On any given day I come across at least one meme on any social media platform involving motherhood and copious amounts of wine needed. I’m getting a little tired of it quite honestly, but not for the reasons you think. Yes, I believe in responsible drinking. Yes, I believe in having a sense of humor.
Yes, I like wine, but I also like whiskey.
Why are moms relegated to wine jokes? What about beer? Craft Beer? Cider? Spirits? Is wine the alcohol equivalent of the minivan? Not knocking the minivan, but there’s so much more out there! A quick read of my bio and you’ll see that this mama brings home the bacon with a side of bourbon.
So I figured why not break down the grape-vined barrier by breaking down exactly what makes whiskey and why it’s not just for dads.

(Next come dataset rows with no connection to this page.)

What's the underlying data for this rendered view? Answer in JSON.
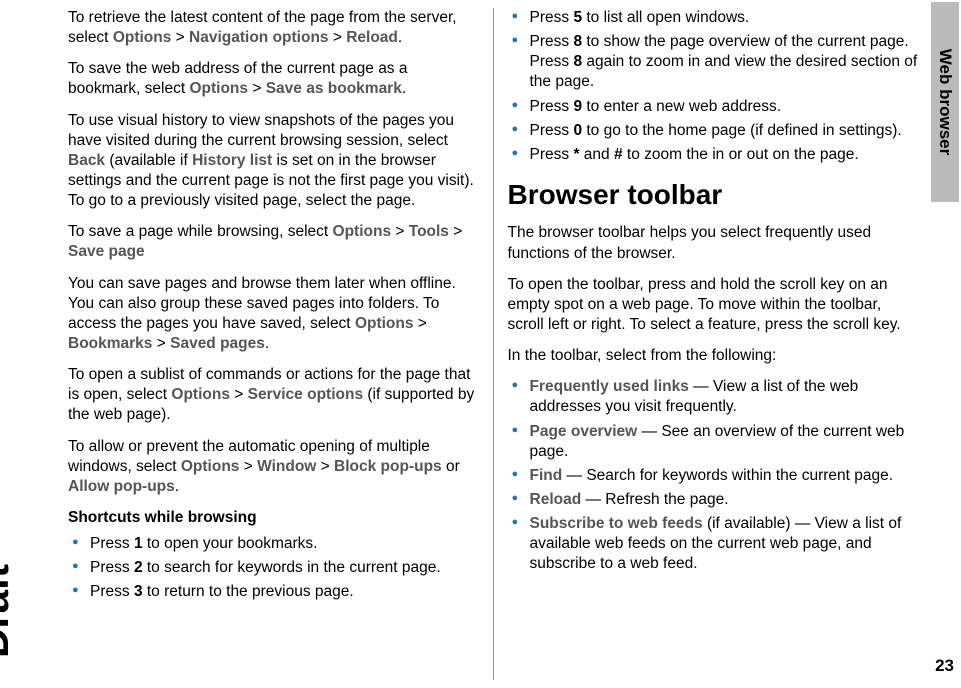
{
  "sideTab": "Web browser",
  "pageNumber": "23",
  "watermark": "Draft",
  "col1": {
    "p1": {
      "pre": "To retrieve the latest content of the page from the server, select ",
      "m1": "Options",
      "s1": " > ",
      "m2": "Navigation options",
      "s2": " > ",
      "m3": "Reload",
      "post": "."
    },
    "p2": {
      "pre": "To save the web address of the current page as a bookmark, select ",
      "m1": "Options",
      "s1": " > ",
      "m2": "Save as bookmark",
      "post": "."
    },
    "p3": {
      "pre": "To use visual history to view snapshots of the pages you have visited during the current browsing session, select ",
      "m1": "Back",
      "mid1": " (available if ",
      "m2": "History list",
      "post": " is set on in the browser settings and the current page is not the first page you visit). To go to a previously visited page, select the page."
    },
    "p4": {
      "pre": "To save a page while browsing, select ",
      "m1": "Options",
      "s1": " > ",
      "m2": "Tools",
      "s2": " > ",
      "m3": "Save page"
    },
    "p5": {
      "pre": "You can save pages and browse them later when offline. You can also group these saved pages into folders. To access the pages you have saved, select ",
      "m1": "Options",
      "s1": " > ",
      "m2": "Bookmarks",
      "s2": " > ",
      "m3": "Saved pages",
      "post": "."
    },
    "p6": {
      "pre": "To open a sublist of commands or actions for the page that is open, select ",
      "m1": "Options",
      "s1": " > ",
      "m2": "Service options",
      "post": " (if supported by the web page)."
    },
    "p7": {
      "pre": "To allow or prevent the automatic opening of multiple windows, select ",
      "m1": "Options",
      "s1": " > ",
      "m2": "Window",
      "s2": " > ",
      "m3": "Block pop-ups",
      "mid": " or ",
      "m4": "Allow pop-ups",
      "post": "."
    },
    "subhead": "Shortcuts while browsing",
    "b1": {
      "pre": "Press ",
      "k": "1",
      "post": " to open your bookmarks."
    },
    "b2": {
      "pre": "Press ",
      "k": "2",
      "post": " to search for keywords in the current page."
    },
    "b3": {
      "pre": "Press ",
      "k": "3",
      "post": " to return to the previous page."
    }
  },
  "col2": {
    "b4": {
      "pre": "Press ",
      "k": "5",
      "post": " to list all open windows."
    },
    "b5": {
      "pre": "Press ",
      "k1": "8",
      "mid": " to show the page overview of the current page. Press ",
      "k2": "8",
      "post": " again to zoom in and view the desired section of the page."
    },
    "b6": {
      "pre": "Press ",
      "k": "9",
      "post": " to enter a new web address."
    },
    "b7": {
      "pre": "Press ",
      "k": "0",
      "post": " to go to the home page (if defined in settings)."
    },
    "b8": {
      "pre": "Press ",
      "k1": "*",
      "mid": " and ",
      "k2": "#",
      "post": " to zoom the in or out on the page."
    },
    "h2": "Browser toolbar",
    "p1": "The browser toolbar helps you select frequently used functions of the browser.",
    "p2": "To open the toolbar, press and hold the scroll key on an empty spot on a web page. To move within the toolbar, scroll left or right. To select a feature, press the scroll key.",
    "p3": "In the toolbar, select from the following:",
    "tb1": {
      "t": "Frequently used links",
      "d": " — View a list of the web addresses you visit frequently."
    },
    "tb2": {
      "t": "Page overview",
      "d": " — See an overview of the current web page."
    },
    "tb3": {
      "t": "Find",
      "d": " — Search for keywords within the current page."
    },
    "tb4": {
      "t": "Reload",
      "d": " — Refresh the page."
    },
    "tb5": {
      "t": "Subscribe to web feeds",
      "d": " (if available) — View a list of available web feeds on the current web page, and subscribe to a web feed."
    }
  }
}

First, To “E” or not to “E” in Whisk(e)Y. You’ll notice the spelling of whiskey either with or without an “e” before the “y.” Why is this? Simple. When speaking about Whiskey made in America, add the E. There’s an “E” in America so it’s easy to remember. When speaking about whisky made in Scotland (i.e. Scotch) drop the “e.” There’s no “e” in Scotland. Simple enough!
Speaking of the Scots; July 27th is National Scotch Day. What is Scotch exactly? Whiskey made in Scotland. See, pretty obvious and nothing to be intimated about.
So, what exactly is whiskey? Cue Wikipedia:
Whisky or whiskey is a type of distilled alcoholic beverage made from fermented grain mash. Various grains (which may be malted) are used for different varieties, including barley, corn, rye, and wheat. Whisky is typically aged in wooden casks, generally made of charred white oak.
Here’s where it gets a bit tricky. Depending on the predominate grain used (barley, corn, rye, wheat) and the type of oak barrel (new or old) whiskey can be called a multitude of names. Even beyond those names, there are a plethora of designations/classifications that whiskey nerds love to geek out about. For the sake of brevity (faster you read this faster you get to imbibe) let’s just look at what I like to call the core 4: American Whiskey, Bourbon, American Rye & Tennessee Whiskey.
American Whiskey: Distilled in America using choice of grain and aged in oak barrels, usually used oak barrels (meaning it once held whiskey before). A caveat of this is moonshine. Since it’s become so popular lately it’s worth mentioning. Moonshine is the distilled grain bottled before it’s aged in barrels. Moonshine is whiskey without the wood!
Bourbon Whiskey: Distilled in America (not exclusive to KY so that’s why we’re seeing some wonderful distilleries pop up all over our state!) using corn as the predominant grain. Corn has to make up at least 51% of the fermented grain mash (or mash-bill). Bourbon must also be aged in new oak, charred (set on fire) barrels. This is a very drilled down definition, but at it’s core, this is the easiest way to remember Bourbon. There are also proof requirements (how strong the spirit is) but we won’t get into that here.
American Rye Whiskey: Identical to the bourbon definition, except rye must make up at least 51% of the fermented grain mash and be aged in new oak, charred barrels.
*Side note on Canadian Rye, it actually doesn’t have to contain any rye in the mash and for that reason, I’m not including it in the core 4.
Tennessee Whiskey: You see where we’re going here…distilled in Tennessee using at least 51% corn and aged in new oak, charred barrels. So why call out Tennessee? It’s the only state that requires an additional step, a charcoal filtration of the liquid before it’s aged in the barrel, known as the Lincoln County Process.
There you have it. Not that difficult to decipher between the options and really delicious across the board. If you’re not sure which one you’ll like, consider this: corn is sweet. Fermented corn is sweet too. Any whiskey that uses corn as their main ingredient (Bourbon, Tennessee, some American Whiskeys) isn’t going to be as harsh as you would expect. If you’ve been curious, give it a try. Mix it as you prefer with soda, ice, anything really. You don’t have to get all fancy with it, it isn’t wine.